▶ [Task brief]:
Would you copy all lines in the data that contain the word "icon"?

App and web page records

==*==

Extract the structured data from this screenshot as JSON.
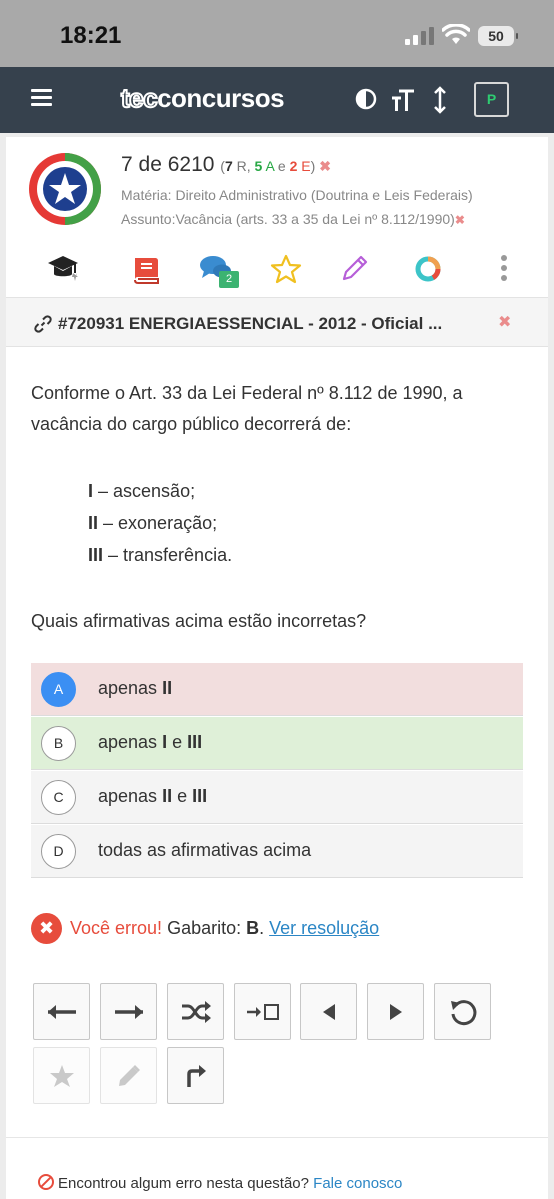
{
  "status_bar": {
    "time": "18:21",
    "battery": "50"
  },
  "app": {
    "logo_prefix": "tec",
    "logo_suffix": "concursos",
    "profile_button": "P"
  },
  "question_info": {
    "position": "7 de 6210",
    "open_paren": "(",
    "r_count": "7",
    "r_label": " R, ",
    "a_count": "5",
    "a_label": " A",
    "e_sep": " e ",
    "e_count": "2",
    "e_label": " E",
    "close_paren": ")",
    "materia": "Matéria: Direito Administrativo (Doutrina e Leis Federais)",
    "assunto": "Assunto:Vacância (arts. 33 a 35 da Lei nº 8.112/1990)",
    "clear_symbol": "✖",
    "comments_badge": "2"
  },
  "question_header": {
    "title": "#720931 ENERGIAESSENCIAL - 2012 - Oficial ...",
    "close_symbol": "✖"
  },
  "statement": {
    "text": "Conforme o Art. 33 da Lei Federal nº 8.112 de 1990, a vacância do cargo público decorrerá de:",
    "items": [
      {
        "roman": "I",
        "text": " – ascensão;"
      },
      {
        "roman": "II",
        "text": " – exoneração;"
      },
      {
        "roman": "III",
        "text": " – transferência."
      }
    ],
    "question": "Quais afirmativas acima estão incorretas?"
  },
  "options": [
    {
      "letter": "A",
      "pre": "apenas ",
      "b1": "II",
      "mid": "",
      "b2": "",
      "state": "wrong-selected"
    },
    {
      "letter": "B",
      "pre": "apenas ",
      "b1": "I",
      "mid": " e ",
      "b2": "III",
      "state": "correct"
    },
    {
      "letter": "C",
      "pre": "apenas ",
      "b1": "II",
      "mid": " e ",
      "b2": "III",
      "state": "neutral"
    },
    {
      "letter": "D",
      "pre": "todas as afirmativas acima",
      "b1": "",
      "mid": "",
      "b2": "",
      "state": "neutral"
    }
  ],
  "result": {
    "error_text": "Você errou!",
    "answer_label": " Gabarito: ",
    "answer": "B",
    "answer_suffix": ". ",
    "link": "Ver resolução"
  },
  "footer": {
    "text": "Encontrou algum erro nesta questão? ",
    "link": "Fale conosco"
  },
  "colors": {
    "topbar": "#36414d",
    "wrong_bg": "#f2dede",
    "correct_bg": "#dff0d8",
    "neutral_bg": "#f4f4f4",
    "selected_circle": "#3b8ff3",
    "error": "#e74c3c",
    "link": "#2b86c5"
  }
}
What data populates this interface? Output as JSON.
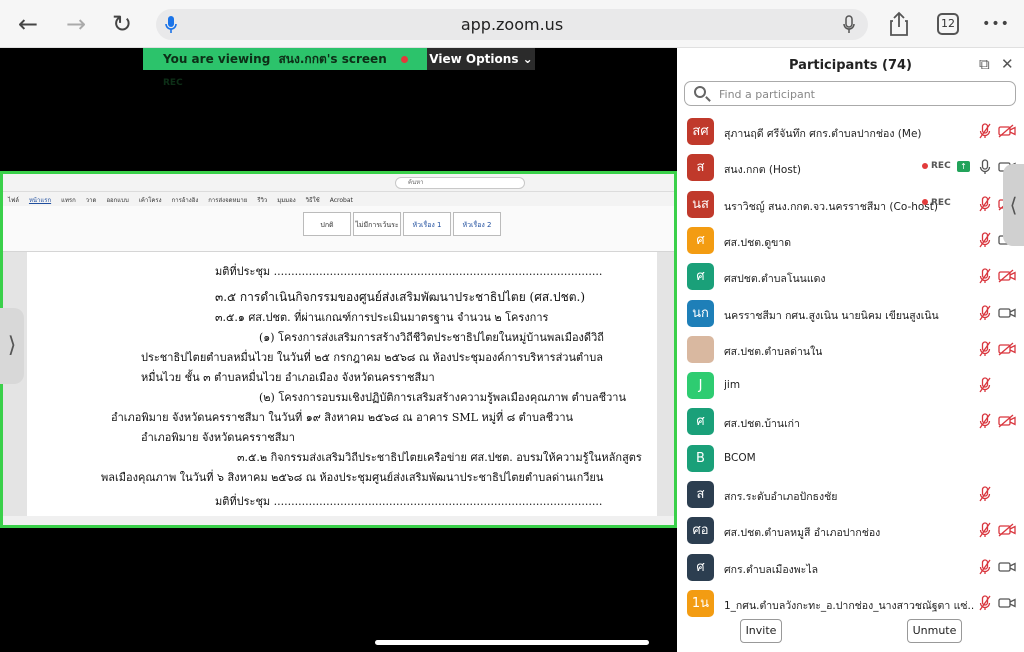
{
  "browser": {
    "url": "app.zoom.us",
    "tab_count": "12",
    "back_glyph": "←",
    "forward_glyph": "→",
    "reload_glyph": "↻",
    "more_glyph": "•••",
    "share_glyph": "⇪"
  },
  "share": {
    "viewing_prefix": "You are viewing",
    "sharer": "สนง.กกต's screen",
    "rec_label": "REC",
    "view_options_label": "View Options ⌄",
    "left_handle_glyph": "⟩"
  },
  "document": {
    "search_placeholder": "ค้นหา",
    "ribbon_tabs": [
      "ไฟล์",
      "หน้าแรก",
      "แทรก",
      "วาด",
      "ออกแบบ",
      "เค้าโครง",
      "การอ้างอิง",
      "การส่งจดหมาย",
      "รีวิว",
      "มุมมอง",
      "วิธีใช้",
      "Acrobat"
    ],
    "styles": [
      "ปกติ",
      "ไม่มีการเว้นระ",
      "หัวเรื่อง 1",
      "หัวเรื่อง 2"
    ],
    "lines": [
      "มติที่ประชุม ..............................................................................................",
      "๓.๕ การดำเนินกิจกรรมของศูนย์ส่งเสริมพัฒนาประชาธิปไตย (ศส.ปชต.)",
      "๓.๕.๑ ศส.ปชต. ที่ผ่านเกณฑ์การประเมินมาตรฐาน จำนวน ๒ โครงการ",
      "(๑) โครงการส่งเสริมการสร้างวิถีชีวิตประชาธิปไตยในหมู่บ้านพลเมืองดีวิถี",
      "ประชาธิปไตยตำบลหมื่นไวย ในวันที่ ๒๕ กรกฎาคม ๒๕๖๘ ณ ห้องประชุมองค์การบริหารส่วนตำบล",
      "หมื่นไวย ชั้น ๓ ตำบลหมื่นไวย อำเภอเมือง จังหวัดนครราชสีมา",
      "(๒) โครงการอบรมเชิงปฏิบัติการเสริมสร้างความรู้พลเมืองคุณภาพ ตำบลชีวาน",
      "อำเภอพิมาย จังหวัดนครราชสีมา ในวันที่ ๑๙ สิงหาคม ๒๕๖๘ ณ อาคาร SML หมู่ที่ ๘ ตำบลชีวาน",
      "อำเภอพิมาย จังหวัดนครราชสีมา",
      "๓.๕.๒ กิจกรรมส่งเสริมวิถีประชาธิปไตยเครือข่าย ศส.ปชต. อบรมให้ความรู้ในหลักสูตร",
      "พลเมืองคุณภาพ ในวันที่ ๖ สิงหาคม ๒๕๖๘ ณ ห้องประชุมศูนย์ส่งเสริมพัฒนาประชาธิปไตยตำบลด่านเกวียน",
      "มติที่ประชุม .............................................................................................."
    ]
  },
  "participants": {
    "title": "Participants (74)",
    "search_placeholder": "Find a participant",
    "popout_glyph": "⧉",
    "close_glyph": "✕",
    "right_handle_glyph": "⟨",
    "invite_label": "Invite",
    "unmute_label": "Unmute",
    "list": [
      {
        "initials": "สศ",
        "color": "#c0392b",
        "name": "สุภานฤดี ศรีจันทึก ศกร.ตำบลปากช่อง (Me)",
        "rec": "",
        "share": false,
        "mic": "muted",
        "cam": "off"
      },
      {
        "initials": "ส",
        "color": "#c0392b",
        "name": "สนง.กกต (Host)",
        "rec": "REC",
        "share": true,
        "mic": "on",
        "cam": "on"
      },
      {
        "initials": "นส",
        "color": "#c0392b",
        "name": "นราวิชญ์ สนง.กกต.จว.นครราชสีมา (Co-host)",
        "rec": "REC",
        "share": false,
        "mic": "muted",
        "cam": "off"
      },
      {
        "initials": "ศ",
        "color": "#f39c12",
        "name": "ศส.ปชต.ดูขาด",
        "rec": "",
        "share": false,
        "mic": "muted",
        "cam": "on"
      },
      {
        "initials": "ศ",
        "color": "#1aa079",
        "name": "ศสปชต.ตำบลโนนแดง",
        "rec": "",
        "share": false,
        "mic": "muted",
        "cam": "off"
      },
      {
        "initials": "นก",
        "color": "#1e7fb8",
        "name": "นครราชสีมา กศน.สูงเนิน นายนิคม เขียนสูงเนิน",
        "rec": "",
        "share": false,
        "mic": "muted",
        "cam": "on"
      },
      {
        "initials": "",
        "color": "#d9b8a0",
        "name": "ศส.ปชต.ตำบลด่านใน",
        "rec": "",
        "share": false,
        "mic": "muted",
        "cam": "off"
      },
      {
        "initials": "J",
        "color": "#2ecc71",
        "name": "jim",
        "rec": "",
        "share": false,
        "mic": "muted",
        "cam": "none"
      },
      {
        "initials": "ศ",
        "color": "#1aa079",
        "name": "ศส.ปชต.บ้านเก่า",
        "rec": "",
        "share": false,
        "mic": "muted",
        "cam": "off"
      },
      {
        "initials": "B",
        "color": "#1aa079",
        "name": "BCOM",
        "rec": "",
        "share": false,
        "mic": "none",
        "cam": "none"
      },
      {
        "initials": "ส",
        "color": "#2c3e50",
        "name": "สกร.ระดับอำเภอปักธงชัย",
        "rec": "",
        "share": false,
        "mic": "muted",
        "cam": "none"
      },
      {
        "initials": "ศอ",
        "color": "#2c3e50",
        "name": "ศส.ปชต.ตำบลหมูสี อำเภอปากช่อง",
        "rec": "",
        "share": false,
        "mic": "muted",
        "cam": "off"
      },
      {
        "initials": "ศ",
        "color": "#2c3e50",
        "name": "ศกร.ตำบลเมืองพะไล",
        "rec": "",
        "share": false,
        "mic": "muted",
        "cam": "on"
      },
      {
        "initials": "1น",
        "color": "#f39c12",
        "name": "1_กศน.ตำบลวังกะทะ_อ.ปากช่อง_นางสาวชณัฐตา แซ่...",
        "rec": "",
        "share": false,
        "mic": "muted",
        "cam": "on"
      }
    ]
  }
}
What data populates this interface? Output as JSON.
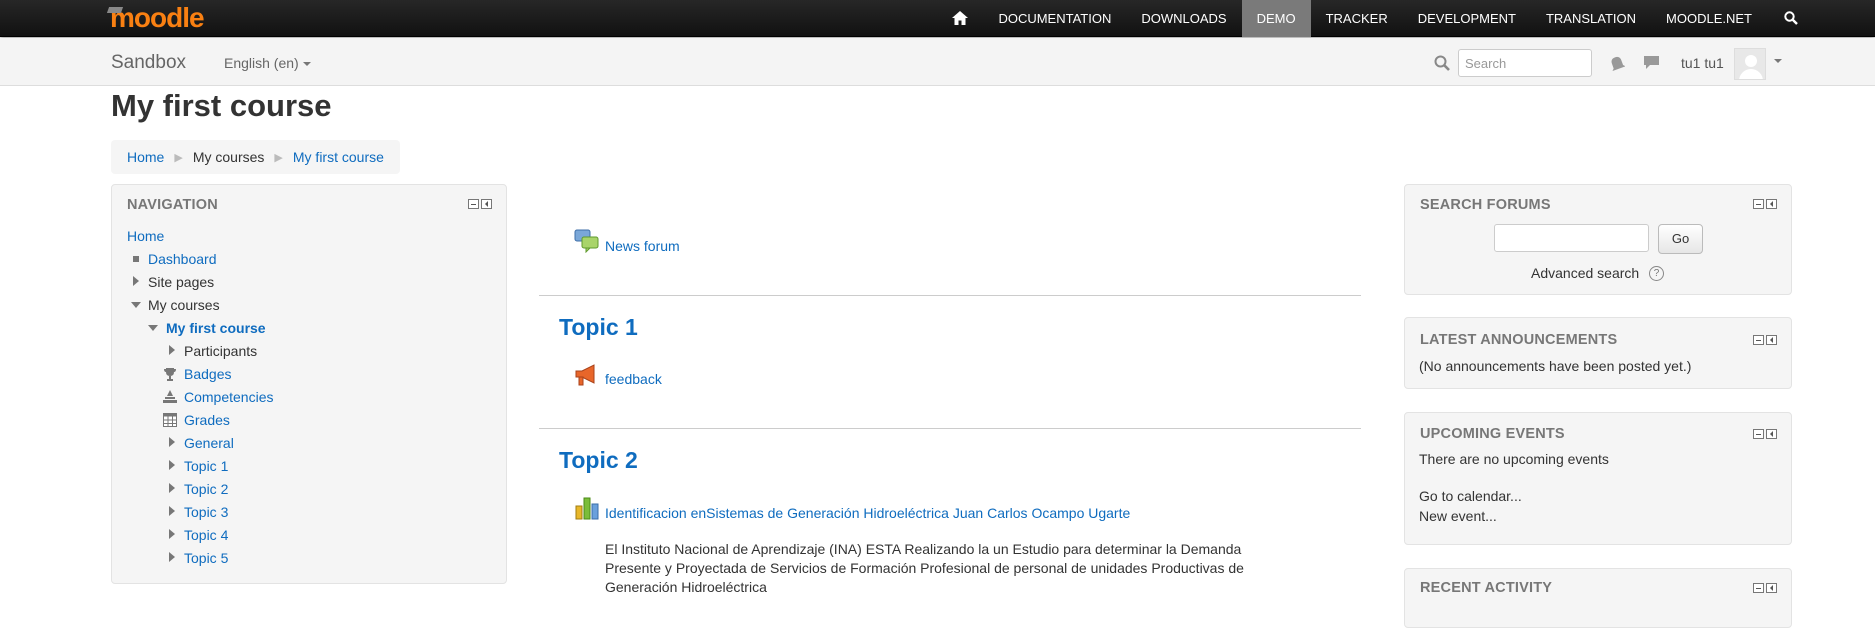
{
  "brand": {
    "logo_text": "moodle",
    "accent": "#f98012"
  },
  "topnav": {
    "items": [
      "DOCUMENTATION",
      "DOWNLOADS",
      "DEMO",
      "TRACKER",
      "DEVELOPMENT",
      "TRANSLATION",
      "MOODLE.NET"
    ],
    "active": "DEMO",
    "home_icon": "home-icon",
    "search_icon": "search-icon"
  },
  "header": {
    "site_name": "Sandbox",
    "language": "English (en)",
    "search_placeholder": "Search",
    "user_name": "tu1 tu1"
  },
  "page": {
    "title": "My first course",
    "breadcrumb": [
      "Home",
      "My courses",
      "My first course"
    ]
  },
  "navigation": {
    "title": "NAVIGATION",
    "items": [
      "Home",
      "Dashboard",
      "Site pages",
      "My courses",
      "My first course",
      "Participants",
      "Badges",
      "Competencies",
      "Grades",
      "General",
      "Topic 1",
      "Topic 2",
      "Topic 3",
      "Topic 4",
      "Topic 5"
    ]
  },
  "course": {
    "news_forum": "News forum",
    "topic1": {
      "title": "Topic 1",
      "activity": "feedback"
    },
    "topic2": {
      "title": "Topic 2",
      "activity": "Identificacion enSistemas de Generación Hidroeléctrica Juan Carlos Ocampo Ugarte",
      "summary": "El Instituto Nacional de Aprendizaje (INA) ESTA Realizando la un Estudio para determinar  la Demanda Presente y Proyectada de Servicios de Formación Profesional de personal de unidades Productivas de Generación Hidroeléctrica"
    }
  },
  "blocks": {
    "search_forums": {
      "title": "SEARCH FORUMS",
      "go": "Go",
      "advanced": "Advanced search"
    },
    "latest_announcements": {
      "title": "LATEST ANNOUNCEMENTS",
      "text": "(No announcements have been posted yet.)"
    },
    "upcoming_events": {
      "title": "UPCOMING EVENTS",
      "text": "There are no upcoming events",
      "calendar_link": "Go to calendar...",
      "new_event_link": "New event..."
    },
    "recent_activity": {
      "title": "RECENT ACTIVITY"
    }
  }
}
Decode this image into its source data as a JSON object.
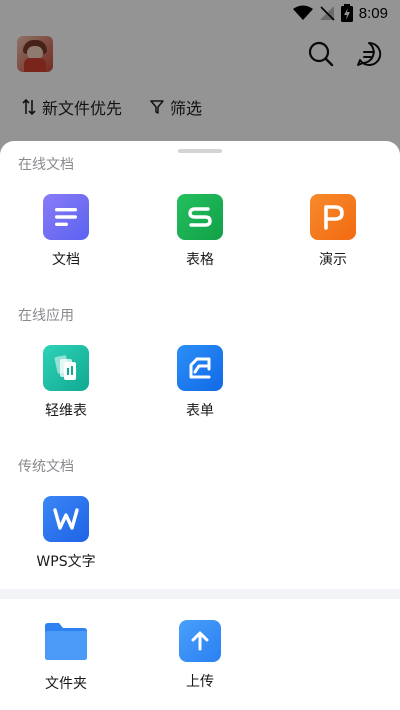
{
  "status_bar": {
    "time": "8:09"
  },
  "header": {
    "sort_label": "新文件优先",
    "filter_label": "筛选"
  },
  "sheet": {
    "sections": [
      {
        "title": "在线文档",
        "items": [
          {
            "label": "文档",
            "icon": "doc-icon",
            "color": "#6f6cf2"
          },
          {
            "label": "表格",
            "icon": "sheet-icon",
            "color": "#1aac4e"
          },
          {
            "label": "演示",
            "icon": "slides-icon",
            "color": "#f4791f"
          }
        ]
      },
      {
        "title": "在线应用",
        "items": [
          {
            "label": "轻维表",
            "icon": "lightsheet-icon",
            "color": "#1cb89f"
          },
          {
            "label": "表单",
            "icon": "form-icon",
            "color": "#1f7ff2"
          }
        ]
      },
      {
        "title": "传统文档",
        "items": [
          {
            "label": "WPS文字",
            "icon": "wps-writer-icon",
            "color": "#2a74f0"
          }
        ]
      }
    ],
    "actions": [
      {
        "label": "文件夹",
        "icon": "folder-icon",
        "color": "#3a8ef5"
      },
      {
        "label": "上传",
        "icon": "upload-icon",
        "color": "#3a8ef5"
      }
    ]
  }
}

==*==

▶ [Output below]:
    "home_icon": "home-icon",
    "search_icon": "search-icon"
            "icon": "doc-icon",
            "icon": "sheet-icon",
            "icon": "slides-icon",
            "icon": "lightsheet-icon",
            "icon": "form-icon",
            "icon": "wps-writer-icon",
        "icon": "folder-icon",
        "icon": "upload-icon",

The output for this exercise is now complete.